* _To do_:
Going through the entries below, tally the lines that hold the word "title" and state the result alone.

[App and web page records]

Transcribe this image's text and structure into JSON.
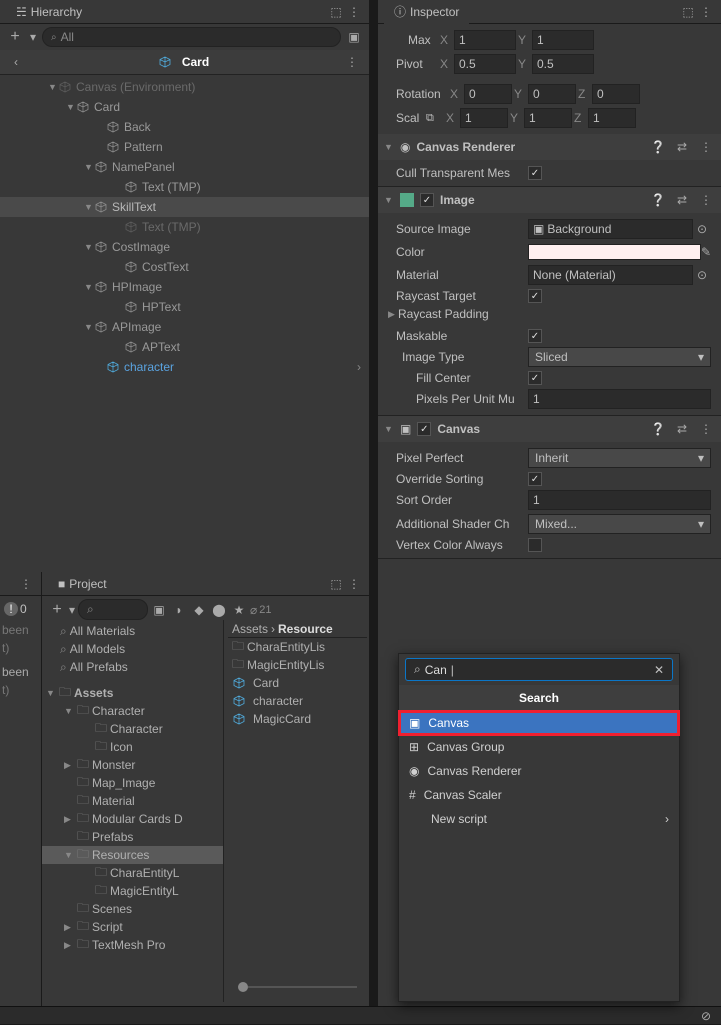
{
  "hierarchy": {
    "title": "Hierarchy",
    "search_placeholder": "All",
    "breadcrumb": "Card",
    "nodes": [
      {
        "label": "Canvas (Environment)",
        "indent": 48,
        "fold": true,
        "dim": true
      },
      {
        "label": "Card",
        "indent": 66,
        "fold": true
      },
      {
        "label": "Back",
        "indent": 96
      },
      {
        "label": "Pattern",
        "indent": 96
      },
      {
        "label": "NamePanel",
        "indent": 84,
        "fold": true
      },
      {
        "label": "Text (TMP)",
        "indent": 114
      },
      {
        "label": "SkillText",
        "indent": 84,
        "fold": true,
        "sel": true
      },
      {
        "label": "Text (TMP)",
        "indent": 114,
        "dim": true
      },
      {
        "label": "CostImage",
        "indent": 84,
        "fold": true
      },
      {
        "label": "CostText",
        "indent": 114
      },
      {
        "label": "HPImage",
        "indent": 84,
        "fold": true
      },
      {
        "label": "HPText",
        "indent": 114
      },
      {
        "label": "APImage",
        "indent": 84,
        "fold": true
      },
      {
        "label": "APText",
        "indent": 114
      },
      {
        "label": "character",
        "indent": 96,
        "active": true,
        "arrow": true
      }
    ]
  },
  "inspector": {
    "title": "Inspector",
    "transform": {
      "max_label": "Max",
      "x_label": "X",
      "y_label": "Y",
      "z_label": "Z",
      "max_x": "1",
      "max_y": "1",
      "pivot_label": "Pivot",
      "pivot_x": "0.5",
      "pivot_y": "0.5",
      "rotation_label": "Rotation",
      "rot_x": "0",
      "rot_y": "0",
      "rot_z": "0",
      "scale_label": "Scal",
      "scale_x": "1",
      "scale_y": "1",
      "scale_z": "1"
    },
    "canvas_renderer": {
      "title": "Canvas Renderer",
      "cull_label": "Cull Transparent Mes",
      "cull": true
    },
    "image": {
      "title": "Image",
      "source_image_label": "Source Image",
      "source_image": "Background",
      "color_label": "Color",
      "material_label": "Material",
      "material": "None (Material)",
      "raycast_target_label": "Raycast Target",
      "raycast_target": true,
      "raycast_padding_label": "Raycast Padding",
      "maskable_label": "Maskable",
      "maskable": true,
      "image_type_label": "Image Type",
      "image_type": "Sliced",
      "fill_center_label": "Fill Center",
      "fill_center": true,
      "ppum_label": "Pixels Per Unit Mu",
      "ppum": "1"
    },
    "canvas": {
      "title": "Canvas",
      "pixel_perfect_label": "Pixel Perfect",
      "pixel_perfect": "Inherit",
      "override_sorting_label": "Override Sorting",
      "override_sorting": true,
      "sort_order_label": "Sort Order",
      "sort_order": "1",
      "additional_shader_label": "Additional Shader Ch",
      "additional_shader": "Mixed...",
      "vertex_color_label": "Vertex Color Always"
    }
  },
  "search_popup": {
    "query": "Can",
    "header": "Search",
    "items": [
      {
        "label": "Canvas",
        "hl": true,
        "icon": "canvas"
      },
      {
        "label": "Canvas Group",
        "icon": "grid"
      },
      {
        "label": "Canvas Renderer",
        "icon": "eye"
      },
      {
        "label": "Canvas Scaler",
        "icon": "script"
      },
      {
        "label": "New script",
        "arrow": true
      }
    ]
  },
  "project": {
    "title": "Project",
    "visibility_count": "21",
    "favorites": [
      {
        "label": "All Materials"
      },
      {
        "label": "All Models"
      },
      {
        "label": "All Prefabs"
      }
    ],
    "assets_label": "Assets",
    "folders": [
      {
        "label": "Character",
        "indent": 18,
        "fold": true
      },
      {
        "label": "Character",
        "indent": 36
      },
      {
        "label": "Icon",
        "indent": 36
      },
      {
        "label": "Monster",
        "indent": 18,
        "foldc": true
      },
      {
        "label": "Map_Image",
        "indent": 18
      },
      {
        "label": "Material",
        "indent": 18
      },
      {
        "label": "Modular Cards D",
        "indent": 18,
        "foldc": true
      },
      {
        "label": "Prefabs",
        "indent": 18
      },
      {
        "label": "Resources",
        "indent": 18,
        "fold": true,
        "sel": true
      },
      {
        "label": "CharaEntityL",
        "indent": 36
      },
      {
        "label": "MagicEntityL",
        "indent": 36
      },
      {
        "label": "Scenes",
        "indent": 18
      },
      {
        "label": "Script",
        "indent": 18,
        "foldc": true
      },
      {
        "label": "TextMesh Pro",
        "indent": 18,
        "foldc": true
      }
    ],
    "breadcrumb_a": "Assets",
    "breadcrumb_b": "Resource",
    "items": [
      {
        "label": "CharaEntityLis",
        "type": "folder"
      },
      {
        "label": "MagicEntityLis",
        "type": "folder"
      },
      {
        "label": "Card",
        "type": "prefab"
      },
      {
        "label": "character",
        "type": "prefab"
      },
      {
        "label": "MagicCard",
        "type": "prefab"
      }
    ]
  },
  "console": {
    "err_count": "0",
    "line1": "been",
    "line2": "t)",
    "line3": "been",
    "line4": "t)"
  }
}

* _Output for this exercise_:
6